Background: Sporotrichosis is an endemic zoonosis in the metropolitan region of Rio de Janeiro caused by fungi included in the Sporothrix complex, in which cats are the main source of infection for humans and animals. Coinfections in cats with sporotrichosis from this region, their risk factors and how they affect the treatment outcome in these animals are little known. The objectives of this study were to determine the coinfections of Sporothrix spp. with Toxoplasma gondii, Feline Immunodeficiency Virus (FIV) and Feline Leukemia Virus (FeLV) and to correlate these infections with risk factors and the outcome of sporotrichosis treatment in cats from an endemic area of sporotrichosis in Rio de Janeiro, Brazil.Materials, Methods & Results: It was conducted a cohort study involving 213 cats with definitive diagnosis of sporotrichosis from the metropolitan area of Rio de Janeiro and assisted in the Laboratory of Clinical Research on Dermatozoonosis in Domestic Animals (LAPCLIN-DERMZOO)/Evandro Chagas National Institute of Infectious Diseases (INI)/Oswaldo Cruz Foundation (Fiocruz), in Rio de Janeiro, RJ, Brazil, from November 2007 until February 2011. These animals were monthly evaluated due to sporotrichosis treatment until their sporotrichosis treatment outcomes. In every clinical evaluation, 5 mL of blood were collected in order to obtain the serum, which was stored at -20ºC. Information from the animals medical records have also been collected, such as sex, eating habits, living with other cats, access to the streets, castration, age and the outcome of sporotrichosis treatment. Serological follow-up of anti-T. gondii antibodies were performed through indirect hemagglutination assay (IHA) and indirect fluorescent antibody test (IFAT) in all clinical evaluations. The FIV and FeLV antibody detection were made through a rapid immunoassay using the catsserum samples from the first clinical evaluation.[...](AU)
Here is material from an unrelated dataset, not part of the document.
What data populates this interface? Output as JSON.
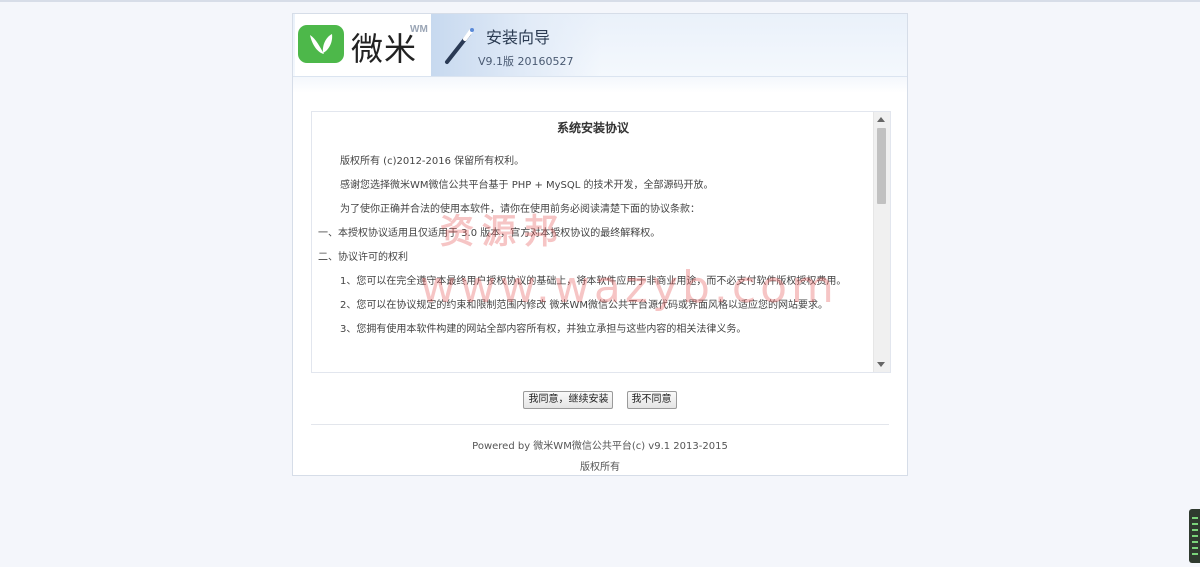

Biblioteca responsável: BR68.1
Localização: BR68.1